> **Directions for this task**: If an entry below holds a picture, skip the picture and copy everything else exactly.

═════ Record excerpts ═════

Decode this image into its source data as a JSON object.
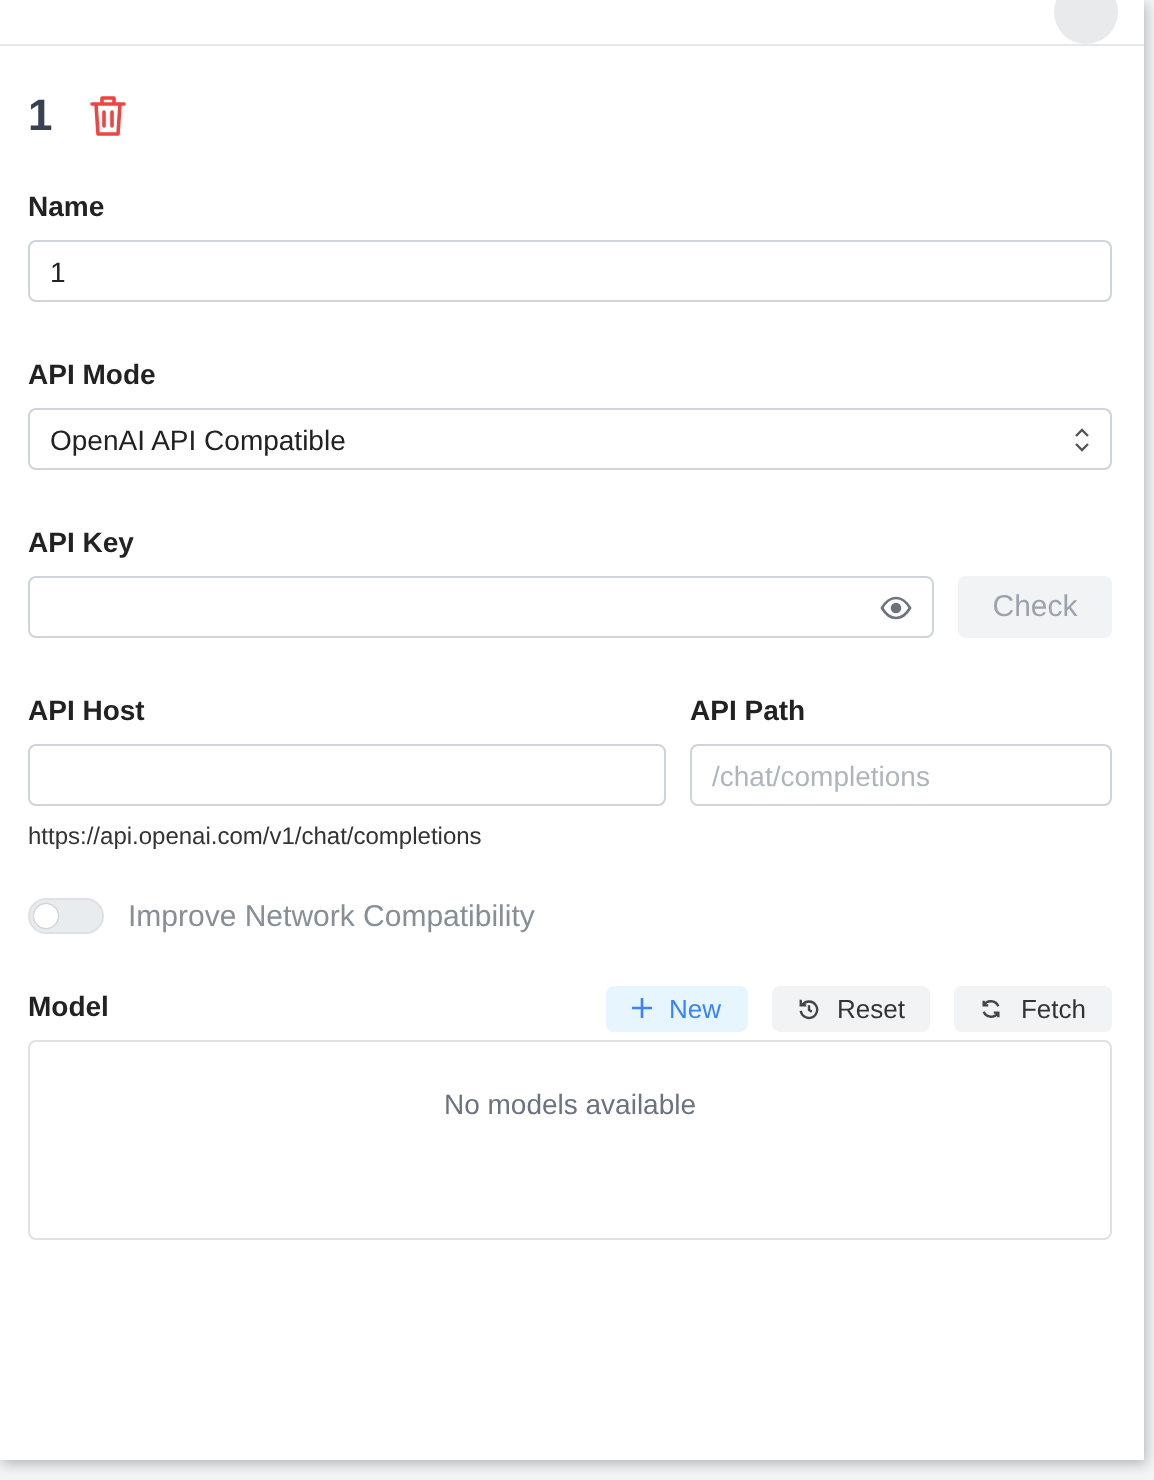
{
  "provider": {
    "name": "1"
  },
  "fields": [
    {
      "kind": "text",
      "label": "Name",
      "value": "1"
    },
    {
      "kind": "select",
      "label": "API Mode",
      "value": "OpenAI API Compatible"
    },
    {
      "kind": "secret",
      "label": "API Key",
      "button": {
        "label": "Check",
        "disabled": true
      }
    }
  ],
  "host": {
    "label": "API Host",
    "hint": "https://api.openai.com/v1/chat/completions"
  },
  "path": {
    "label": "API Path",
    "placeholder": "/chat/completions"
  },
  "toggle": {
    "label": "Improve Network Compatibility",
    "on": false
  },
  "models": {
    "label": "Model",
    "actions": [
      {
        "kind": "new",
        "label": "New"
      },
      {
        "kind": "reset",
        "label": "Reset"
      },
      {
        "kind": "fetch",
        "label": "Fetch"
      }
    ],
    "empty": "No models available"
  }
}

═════

> **Finished exercise**:
Decode this image into its source data as a JSON object.
{
  "provider": {
    "name": "1"
  },
  "fields": [
    {
      "kind": "text",
      "label": "Name",
      "value": "1"
    },
    {
      "kind": "select",
      "label": "API Mode",
      "value": "OpenAI API Compatible"
    },
    {
      "kind": "secret",
      "label": "API Key",
      "button": {
        "label": "Check",
        "disabled": true
      }
    }
  ],
  "host": {
    "label": "API Host",
    "hint": "https://api.openai.com/v1/chat/completions"
  },
  "path": {
    "label": "API Path",
    "placeholder": "/chat/completions"
  },
  "toggle": {
    "label": "Improve Network Compatibility",
    "on": false
  },
  "models": {
    "label": "Model",
    "actions": [
      {
        "kind": "new",
        "label": "New"
      },
      {
        "kind": "reset",
        "label": "Reset"
      },
      {
        "kind": "fetch",
        "label": "Fetch"
      }
    ],
    "empty": "No models available"
  }
}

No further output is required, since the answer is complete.